● Exercise directions:
Once you have read the entries below, repeat all of them exactly.

─── Stored data ───

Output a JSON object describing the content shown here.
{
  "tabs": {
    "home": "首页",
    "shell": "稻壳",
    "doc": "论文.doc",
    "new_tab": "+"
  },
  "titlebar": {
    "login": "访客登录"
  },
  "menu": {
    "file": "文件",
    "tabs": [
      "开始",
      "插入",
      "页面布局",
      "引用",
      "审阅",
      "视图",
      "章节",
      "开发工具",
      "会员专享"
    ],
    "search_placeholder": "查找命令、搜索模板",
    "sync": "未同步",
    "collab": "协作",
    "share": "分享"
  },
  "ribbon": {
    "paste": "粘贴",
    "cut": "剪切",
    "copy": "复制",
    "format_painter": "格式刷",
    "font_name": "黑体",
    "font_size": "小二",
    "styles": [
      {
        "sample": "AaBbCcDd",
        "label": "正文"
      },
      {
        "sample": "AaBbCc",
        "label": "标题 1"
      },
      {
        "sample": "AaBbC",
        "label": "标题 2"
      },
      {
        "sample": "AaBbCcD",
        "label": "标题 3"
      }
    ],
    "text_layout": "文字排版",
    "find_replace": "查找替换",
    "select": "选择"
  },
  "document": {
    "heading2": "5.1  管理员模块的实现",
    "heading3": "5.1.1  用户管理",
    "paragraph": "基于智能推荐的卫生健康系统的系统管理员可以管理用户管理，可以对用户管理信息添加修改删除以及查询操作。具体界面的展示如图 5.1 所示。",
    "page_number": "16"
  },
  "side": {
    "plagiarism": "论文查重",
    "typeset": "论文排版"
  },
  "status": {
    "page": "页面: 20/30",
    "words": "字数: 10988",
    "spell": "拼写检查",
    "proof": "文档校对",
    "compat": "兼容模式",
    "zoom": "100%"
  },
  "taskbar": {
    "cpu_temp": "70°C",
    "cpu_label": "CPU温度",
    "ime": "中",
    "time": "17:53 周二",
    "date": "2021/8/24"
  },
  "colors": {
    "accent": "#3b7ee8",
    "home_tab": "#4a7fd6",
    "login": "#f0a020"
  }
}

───

● Answer:
Output a JSON object describing the content shown here.
{
  "tabs": {
    "home": "首页",
    "shell": "稻壳",
    "doc": "论文.doc",
    "new_tab": "+"
  },
  "titlebar": {
    "login": "访客登录"
  },
  "menu": {
    "file": "文件",
    "tabs": [
      "开始",
      "插入",
      "页面布局",
      "引用",
      "审阅",
      "视图",
      "章节",
      "开发工具",
      "会员专享"
    ],
    "search_placeholder": "查找命令、搜索模板",
    "sync": "未同步",
    "collab": "协作",
    "share": "分享"
  },
  "ribbon": {
    "paste": "粘贴",
    "cut": "剪切",
    "copy": "复制",
    "format_painter": "格式刷",
    "font_name": "黑体",
    "font_size": "小二",
    "styles": [
      {
        "sample": "AaBbCcDd",
        "label": "正文"
      },
      {
        "sample": "AaBbCc",
        "label": "标题 1"
      },
      {
        "sample": "AaBbC",
        "label": "标题 2"
      },
      {
        "sample": "AaBbCcD",
        "label": "标题 3"
      }
    ],
    "text_layout": "文字排版",
    "find_replace": "查找替换",
    "select": "选择"
  },
  "document": {
    "heading2": "5.1  管理员模块的实现",
    "heading3": "5.1.1  用户管理",
    "paragraph": "基于智能推荐的卫生健康系统的系统管理员可以管理用户管理，可以对用户管理信息添加修改删除以及查询操作。具体界面的展示如图 5.1 所示。",
    "page_number": "16"
  },
  "side": {
    "plagiarism": "论文查重",
    "typeset": "论文排版"
  },
  "status": {
    "page": "页面: 20/30",
    "words": "字数: 10988",
    "spell": "拼写检查",
    "proof": "文档校对",
    "compat": "兼容模式",
    "zoom": "100%"
  },
  "taskbar": {
    "cpu_temp": "70°C",
    "cpu_label": "CPU温度",
    "ime": "中",
    "time": "17:53 周二",
    "date": "2021/8/24"
  },
  "colors": {
    "accent": "#3b7ee8",
    "home_tab": "#4a7fd6",
    "login": "#f0a020"
  }
}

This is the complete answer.